If there’s no diffusion, then this PDE should be a piece of cake to find. Why? Because if the chemical particles only move parallel to the pipe, and if the water flow is constant, then the orientation or the “shape” of the chemical particles as they move doesn’t change. This means that the curve above is the same shape for any point $x$. Well, if the curve is the same for any point $x$, then clearly the area under the curve is also the same, too.

So fix an $x=s_1$ and an $x=s_2$. Then by the logic above, we get the following:

$\int\limits_0^{s_1 } {u(x,0) \cdot dx = \int\limits_{s_2 }^{s_1 + s_2 } {u(x,t) \cdot dx} }$

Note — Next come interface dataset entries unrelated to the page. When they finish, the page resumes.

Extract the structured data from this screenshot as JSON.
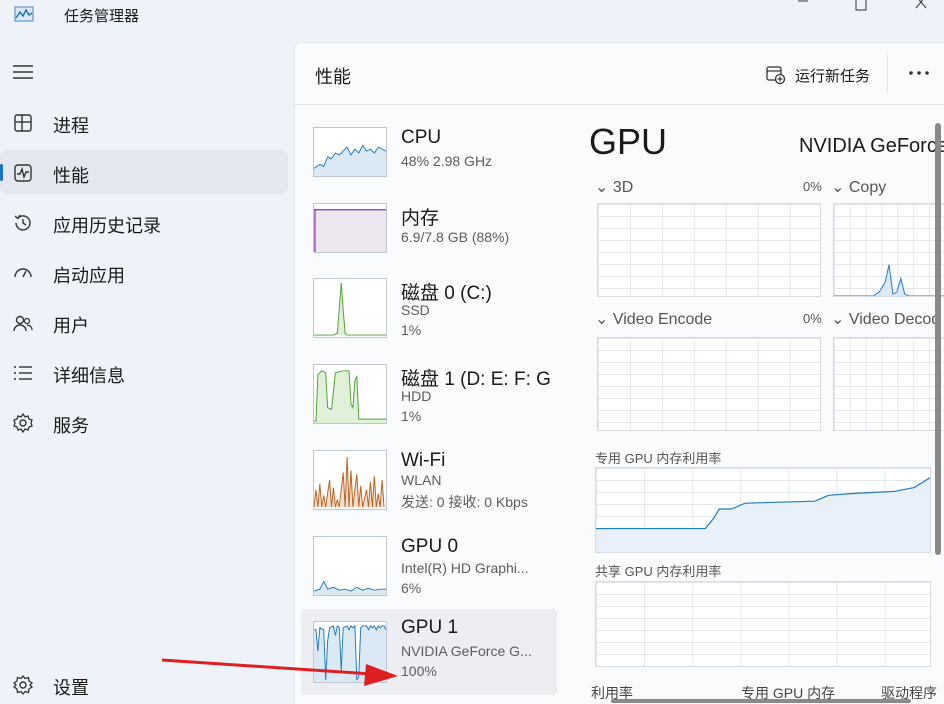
{
  "app": {
    "title": "任务管理器"
  },
  "sidebar": {
    "items": [
      {
        "label": "进程",
        "icon": "processes-icon"
      },
      {
        "label": "性能",
        "icon": "performance-icon",
        "active": true
      },
      {
        "label": "应用历史记录",
        "icon": "app-history-icon"
      },
      {
        "label": "启动应用",
        "icon": "startup-apps-icon"
      },
      {
        "label": "用户",
        "icon": "users-icon"
      },
      {
        "label": "详细信息",
        "icon": "details-icon"
      },
      {
        "label": "服务",
        "icon": "services-icon"
      }
    ],
    "settings_label": "设置"
  },
  "header": {
    "title": "性能",
    "run_task": "运行新任务"
  },
  "devices": [
    {
      "name": "CPU",
      "lines": [
        "48% 2.98 GHz"
      ],
      "color": "#1f7bc1"
    },
    {
      "name": "内存",
      "lines": [
        "6.9/7.8 GB (88%)"
      ],
      "color": "#8b2bb5"
    },
    {
      "name": "磁盘 0 (C:)",
      "lines": [
        "SSD",
        "1%"
      ],
      "color": "#4da32f"
    },
    {
      "name": "磁盘 1 (D: E: F: G",
      "lines": [
        "HDD",
        "1%"
      ],
      "color": "#4da32f"
    },
    {
      "name": "Wi-Fi",
      "lines": [
        "WLAN",
        "发送: 0 接收: 0 Kbps"
      ],
      "color": "#c2601c"
    },
    {
      "name": "GPU 0",
      "lines": [
        "Intel(R) HD Graphi...",
        "6%"
      ],
      "color": "#1f7bc1"
    },
    {
      "name": "GPU 1",
      "lines": [
        "NVIDIA GeForce G...",
        "100%"
      ],
      "color": "#1f7bc1",
      "active": true
    }
  ],
  "detail": {
    "title": "GPU",
    "model": "NVIDIA GeForce",
    "engines": [
      {
        "label": "3D",
        "pct": "0%"
      },
      {
        "label": "Copy",
        "pct": ""
      },
      {
        "label": "Video Encode",
        "pct": "0%"
      },
      {
        "label": "Video Decode",
        "pct": ""
      }
    ],
    "dedicated_label": "专用 GPU 内存利用率",
    "shared_label": "共享 GPU 内存利用率",
    "bottom": [
      "利用率",
      "专用 GPU 内存",
      "驱动程序"
    ]
  }
}
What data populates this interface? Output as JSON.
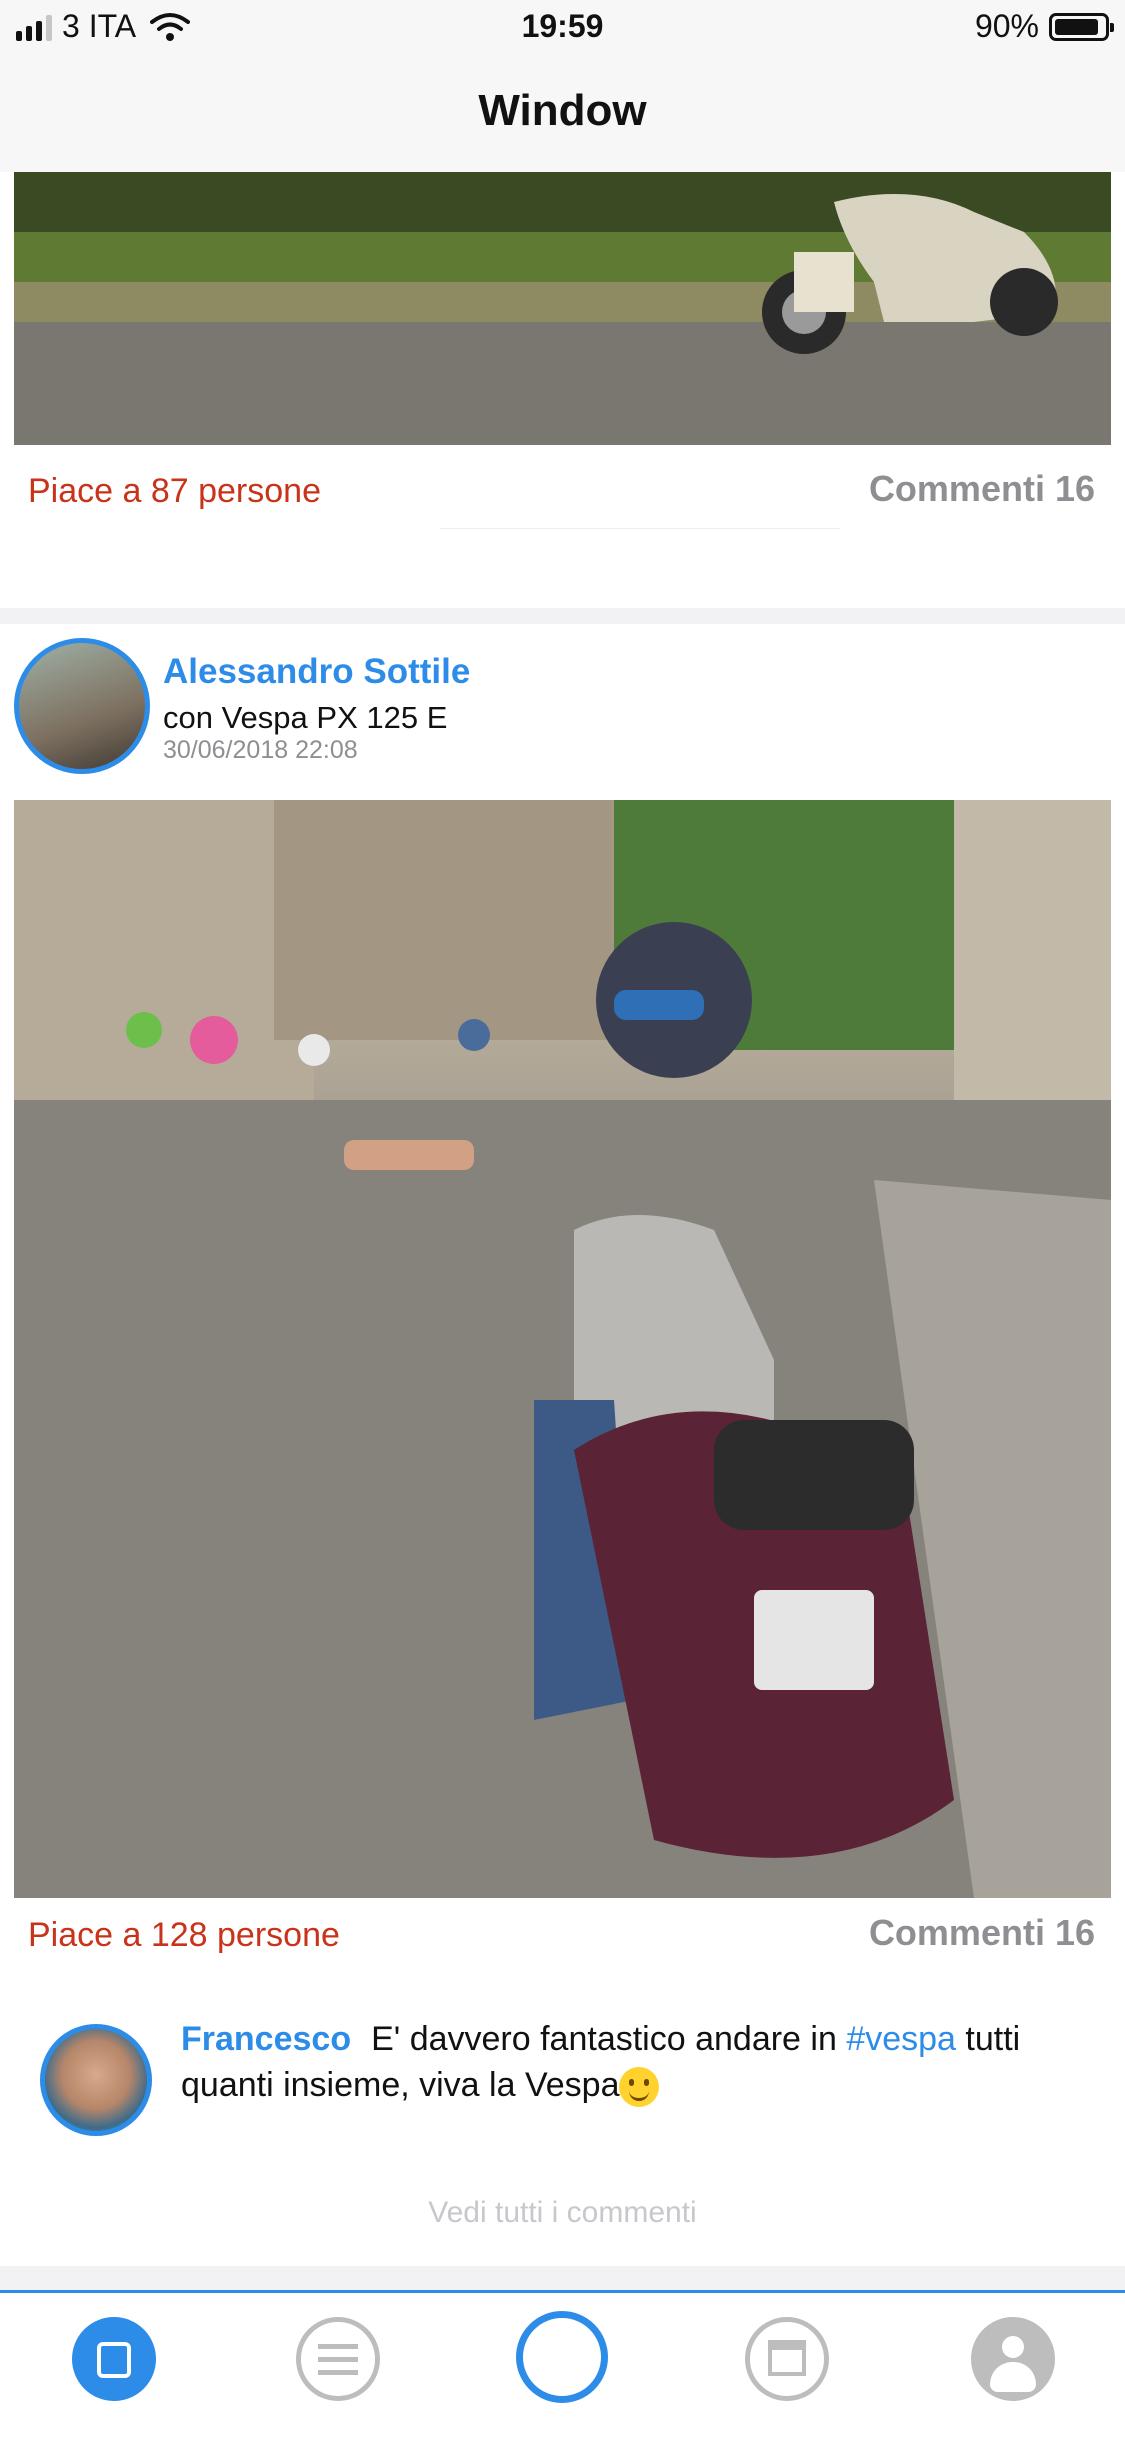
{
  "status_bar": {
    "carrier": "3 ITA",
    "time": "19:59",
    "battery": "90%",
    "battery_level": 0.9,
    "signal_icon": "signal-bars-icon",
    "wifi_icon": "wifi-icon",
    "battery_icon": "battery-icon"
  },
  "nav": {
    "title": "Window"
  },
  "posts": [
    {
      "likes": "Piace a 87 persone",
      "comments": "Commenti 16"
    },
    {
      "author": "Alessandro Sottile",
      "subtitle": "con Vespa PX 125 E",
      "date": "30/06/2018 22:08",
      "likes": "Piace a 128 persone",
      "comments": "Commenti 16",
      "comment": {
        "user": "Francesco",
        "text_before": "E' davvero fantastico andare in ",
        "hashtag": "#vespa",
        "text_after": " tutti quanti insieme, viva la Vespa"
      },
      "see_all": "Vedi tutti i commenti"
    }
  ],
  "tabbar": {
    "icons": [
      "vespa-home-icon",
      "list-icon",
      "create-post-icon",
      "shop-icon",
      "profile-icon"
    ]
  },
  "colors": {
    "accent": "#2d8ce8",
    "likes": "#c8331a",
    "muted": "#8e8e93"
  }
}
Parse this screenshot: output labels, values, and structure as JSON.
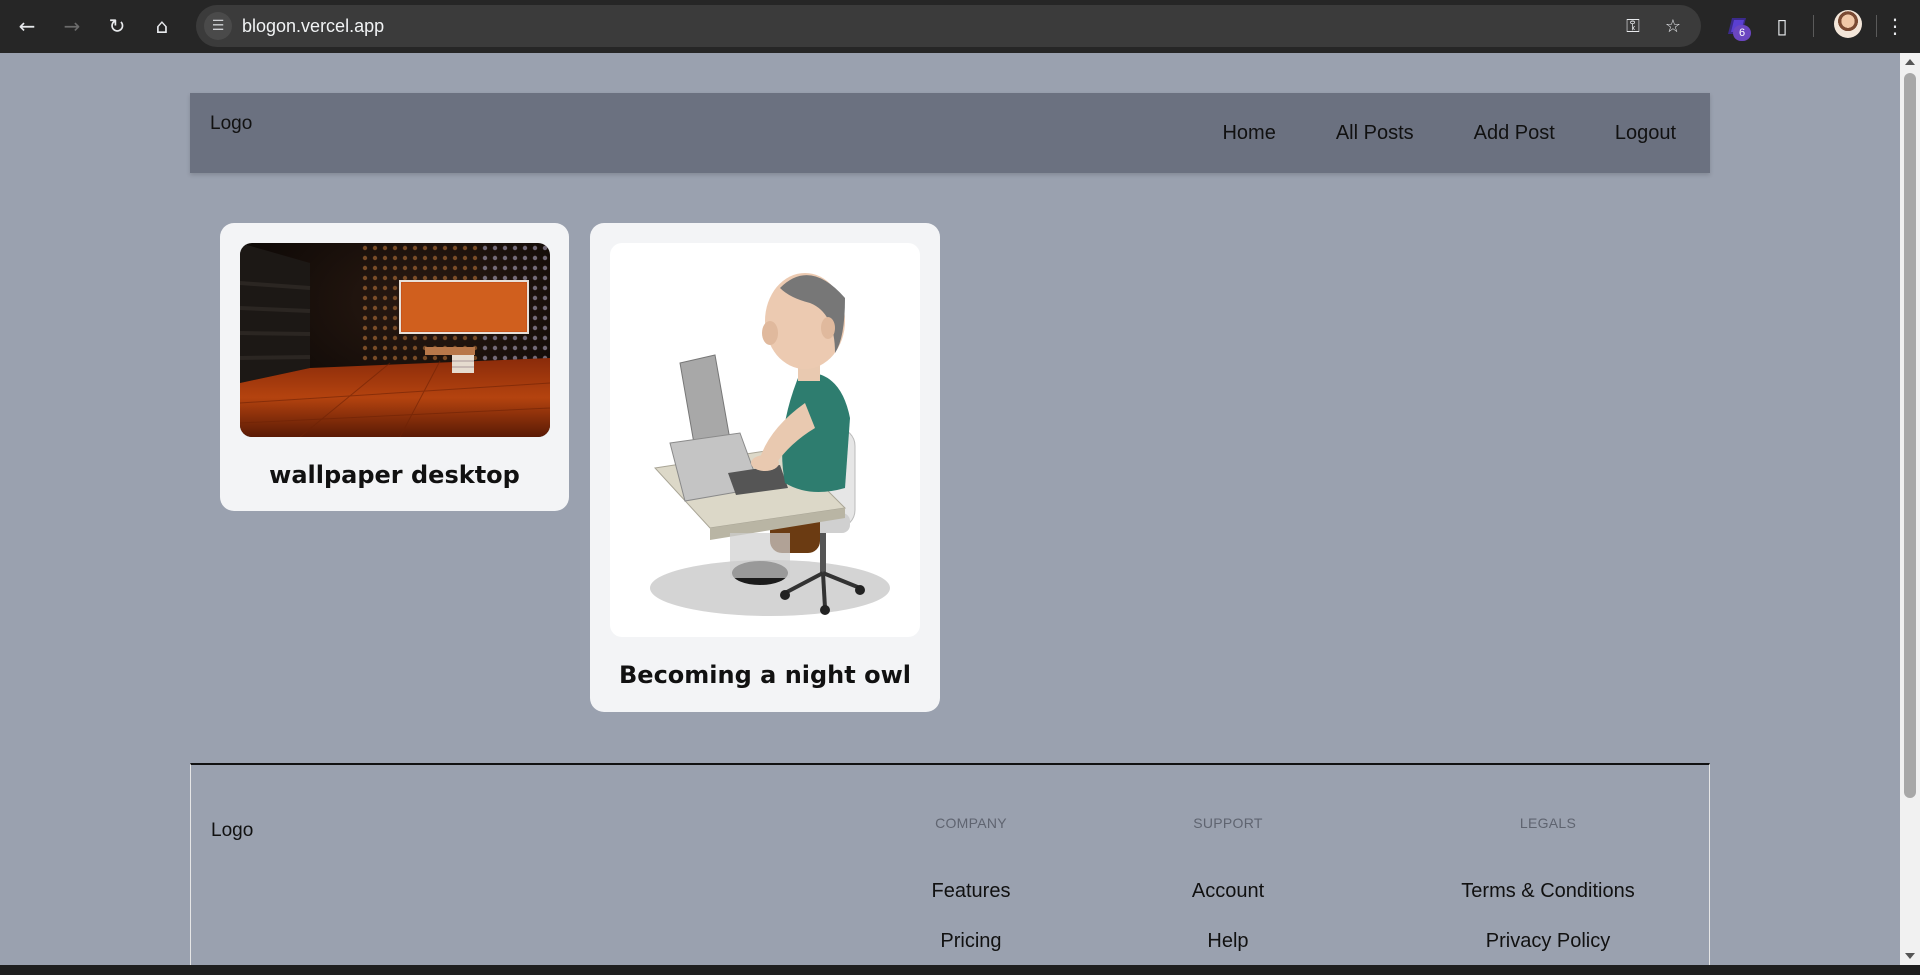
{
  "browser": {
    "url": "blogon.vercel.app",
    "extension_badge": "6"
  },
  "header": {
    "logo": "Logo",
    "nav": [
      "Home",
      "All Posts",
      "Add Post",
      "Logout"
    ]
  },
  "posts": [
    {
      "title": "wallpaper desktop",
      "image": "room-wallpaper-image"
    },
    {
      "title": "Becoming a night owl",
      "image": "man-at-computer-image"
    }
  ],
  "footer": {
    "logo": "Logo",
    "columns": [
      {
        "heading": "COMPANY",
        "links": [
          "Features",
          "Pricing"
        ]
      },
      {
        "heading": "SUPPORT",
        "links": [
          "Account",
          "Help"
        ]
      },
      {
        "heading": "LEGALS",
        "links": [
          "Terms & Conditions",
          "Privacy Policy"
        ]
      }
    ]
  },
  "colors": {
    "page_bg": "#9aa1af",
    "header_bg": "#6b7180",
    "card_bg": "#f3f4f6",
    "chrome_bg": "#262626"
  }
}
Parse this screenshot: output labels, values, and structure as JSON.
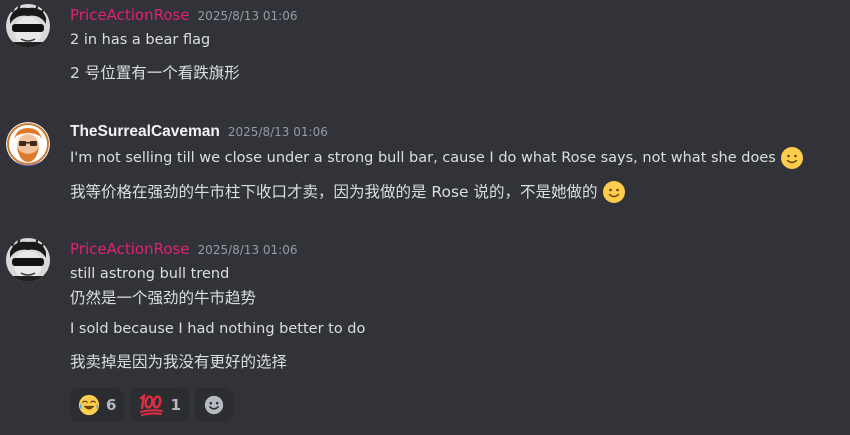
{
  "messages": [
    {
      "username": "PriceActionRose",
      "timestamp": "2025/8/13 01:06",
      "lines": [
        "2 in has a bear flag",
        "2 号位置有一个看跌旗形"
      ]
    },
    {
      "username": "TheSurrealCaveman",
      "timestamp": "2025/8/13 01:06",
      "lines": [
        "I'm not selling till we close under a strong bull bar, cause I do what Rose says, not what she does",
        "我等价格在强劲的牛市柱下收口才卖，因为我做的是 Rose 说的，不是她做的"
      ]
    },
    {
      "username": "PriceActionRose",
      "timestamp": "2025/8/13 01:06",
      "lines": [
        "still astrong bull trend",
        "仍然是一个强劲的牛市趋势",
        "I sold because I had nothing better to do",
        "我卖掉是因为我没有更好的选择"
      ]
    }
  ],
  "reactions": [
    {
      "emoji": "joy-emoji",
      "count": "6"
    },
    {
      "emoji": "hundred-emoji",
      "count": "1"
    }
  ],
  "colors": {
    "background": "#313338",
    "rose_name": "#e0226e",
    "text": "#dbdee1",
    "timestamp": "#949ba4"
  }
}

Let’s mess with units a little bit to try and understand this. Inside the integral is $u$, which represents the concentration of the pollutant. Concentration (also called density) is basically the amount of stuff (or mass, if you want to be fancy) per unit area. So if we want to look at the units of the $u$, we can write (in a very non-mathematical way) that $u = \frac{mass}{area}$. Remember that the integral is a kind of summation. What are we summing? In the first integral, we’re summing $u(x,0)\cdot dx$. In other words, we’re summing the concentration $u$ times little changes in distance. Putting that into units, we get $u\cdot dx = \frac{(mass)(area)}{area}$, which is just mass. So let’s call the above integral equation $M$, for mass.

Eventually we want to get a PDE, right? So first we need to get rid of those integrals. Assuming $s_1$ varies, let’s differentiate $M$ with respect to $s_1$. By the fundamental theorem of calculus, we get:

$\frac{{\partial M}}{{\partial s_1 }} = u(s_1,0) = u(s_1+s_2,t)$

This is closer to what we want, but not quite. Notice that each function $u$ has an $s_1$ term. So let’s look at $s_2$ more closely, keeping in mind our assumptions. This term represents a distance. Well, we know that the water is moving at a constant speed $v$, and we know that speed is distance over time. Thus we can represent $s_2$ as $v\cdot t$ (which is distance over time times time, or just distance). Then $M_{s_1}$ becomes:

$u(s_1,0) = u(s_1+v\cdot t, t)$

This looks promising. Now we have an equation involving one distance parameter and one time parameter instead of two distance parameters and a time parameter. Clearly if we want a PDE we need to differentiate again. If we decided to differentiate with respect to $s_1$, it doesn’t look like we’d get far. We’d just end up with the same equation, except with derivatives. So let’s differentiate with respect to the other variable, $t$. The left-hand side is easy, it’s just zero. The right-hand side requires the use of the chain rule for multivariable functions. Grinding that out, and replacing the dummy variable $s_1$ with $x$ we get:

$v\cdot u_x + u_t = 0$

We’ll learn how to solve this PDE, and others like it, in the next post.